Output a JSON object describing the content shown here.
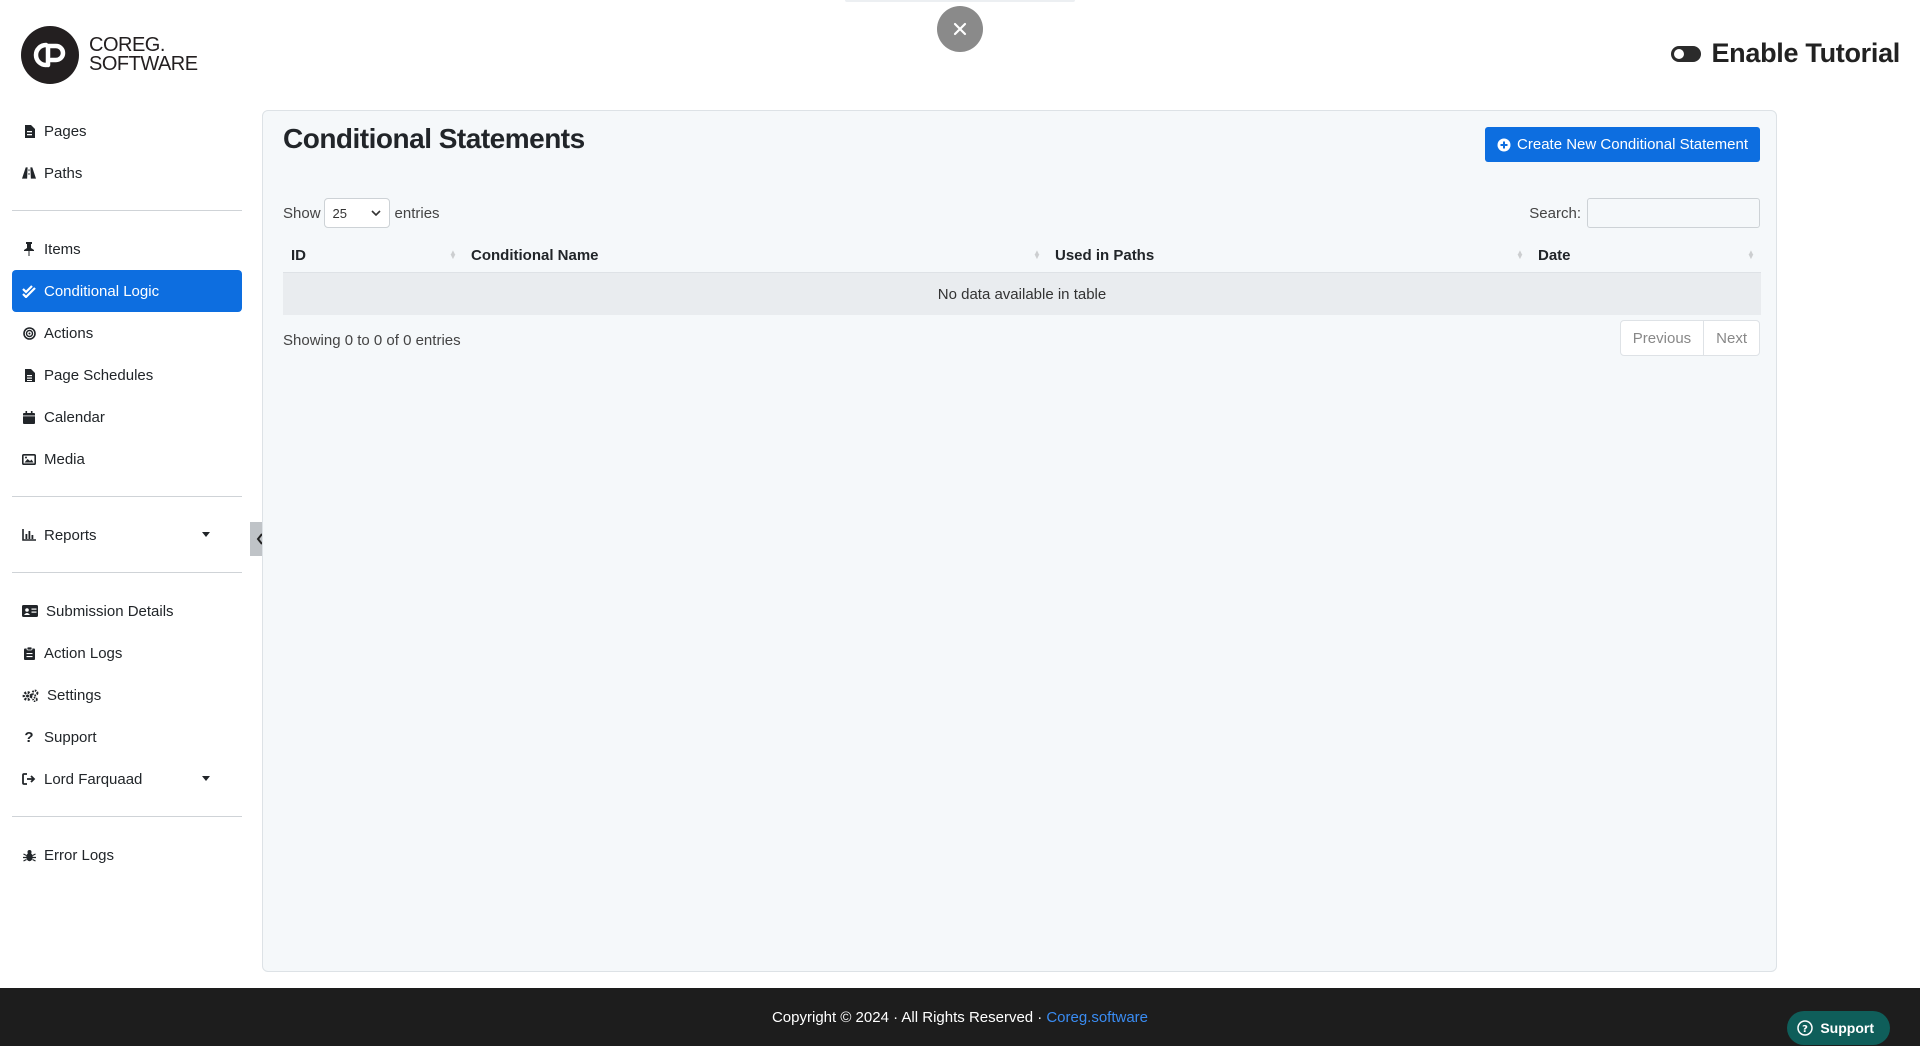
{
  "brand": {
    "line1": "COREG.",
    "line2": "SOFTWARE",
    "mark": "CP"
  },
  "header": {
    "tutorial_label": "Enable Tutorial"
  },
  "sidebar": {
    "group1": [
      {
        "label": "Pages",
        "icon": "file-icon"
      },
      {
        "label": "Paths",
        "icon": "road-icon"
      }
    ],
    "group2": [
      {
        "label": "Items",
        "icon": "pin-icon"
      },
      {
        "label": "Conditional Logic",
        "icon": "check-double-icon",
        "active": true
      },
      {
        "label": "Actions",
        "icon": "bullseye-icon"
      },
      {
        "label": "Page Schedules",
        "icon": "file-lines-icon"
      },
      {
        "label": "Calendar",
        "icon": "calendar-icon"
      },
      {
        "label": "Media",
        "icon": "image-icon"
      }
    ],
    "group3": [
      {
        "label": "Reports",
        "icon": "chart-icon"
      }
    ],
    "group4": [
      {
        "label": "Submission Details",
        "icon": "id-card-icon"
      },
      {
        "label": "Action Logs",
        "icon": "clipboard-icon"
      },
      {
        "label": "Settings",
        "icon": "gears-icon"
      },
      {
        "label": "Support",
        "icon": "question-icon"
      },
      {
        "label": "Lord Farquaad",
        "icon": "sign-out-icon"
      }
    ],
    "group5": [
      {
        "label": "Error Logs",
        "icon": "bug-icon"
      }
    ]
  },
  "main": {
    "title": "Conditional Statements",
    "create_button": "Create New Conditional Statement",
    "show_label": "Show",
    "entries_label": "entries",
    "page_size": "25",
    "search_label": "Search:",
    "search_value": "",
    "columns": [
      "ID",
      "Conditional Name",
      "Used in Paths",
      "Date"
    ],
    "empty_message": "No data available in table",
    "info": "Showing 0 to 0 of 0 entries",
    "pager": {
      "previous": "Previous",
      "next": "Next"
    }
  },
  "footer": {
    "copyright": "Copyright © 2024 · All Rights Reserved ·",
    "link": "Coreg.software",
    "support_label": "Support"
  },
  "colors": {
    "accent": "#0d6ee0",
    "footer_bg": "#1d1d1d",
    "support_bg": "#0f5e5a",
    "panel_bg": "#f5f8fa"
  }
}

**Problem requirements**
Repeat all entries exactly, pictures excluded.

**Your response**
Output a JSON object describing the content shown here.
{
  "brand": {
    "line1": "COREG.",
    "line2": "SOFTWARE",
    "mark": "CP"
  },
  "header": {
    "tutorial_label": "Enable Tutorial"
  },
  "sidebar": {
    "group1": [
      {
        "label": "Pages",
        "icon": "file-icon"
      },
      {
        "label": "Paths",
        "icon": "road-icon"
      }
    ],
    "group2": [
      {
        "label": "Items",
        "icon": "pin-icon"
      },
      {
        "label": "Conditional Logic",
        "icon": "check-double-icon",
        "active": true
      },
      {
        "label": "Actions",
        "icon": "bullseye-icon"
      },
      {
        "label": "Page Schedules",
        "icon": "file-lines-icon"
      },
      {
        "label": "Calendar",
        "icon": "calendar-icon"
      },
      {
        "label": "Media",
        "icon": "image-icon"
      }
    ],
    "group3": [
      {
        "label": "Reports",
        "icon": "chart-icon"
      }
    ],
    "group4": [
      {
        "label": "Submission Details",
        "icon": "id-card-icon"
      },
      {
        "label": "Action Logs",
        "icon": "clipboard-icon"
      },
      {
        "label": "Settings",
        "icon": "gears-icon"
      },
      {
        "label": "Support",
        "icon": "question-icon"
      },
      {
        "label": "Lord Farquaad",
        "icon": "sign-out-icon"
      }
    ],
    "group5": [
      {
        "label": "Error Logs",
        "icon": "bug-icon"
      }
    ]
  },
  "main": {
    "title": "Conditional Statements",
    "create_button": "Create New Conditional Statement",
    "show_label": "Show",
    "entries_label": "entries",
    "page_size": "25",
    "search_label": "Search:",
    "search_value": "",
    "columns": [
      "ID",
      "Conditional Name",
      "Used in Paths",
      "Date"
    ],
    "empty_message": "No data available in table",
    "info": "Showing 0 to 0 of 0 entries",
    "pager": {
      "previous": "Previous",
      "next": "Next"
    }
  },
  "footer": {
    "copyright": "Copyright © 2024 · All Rights Reserved ·",
    "link": "Coreg.software",
    "support_label": "Support"
  },
  "colors": {
    "accent": "#0d6ee0",
    "footer_bg": "#1d1d1d",
    "support_bg": "#0f5e5a",
    "panel_bg": "#f5f8fa"
  }
}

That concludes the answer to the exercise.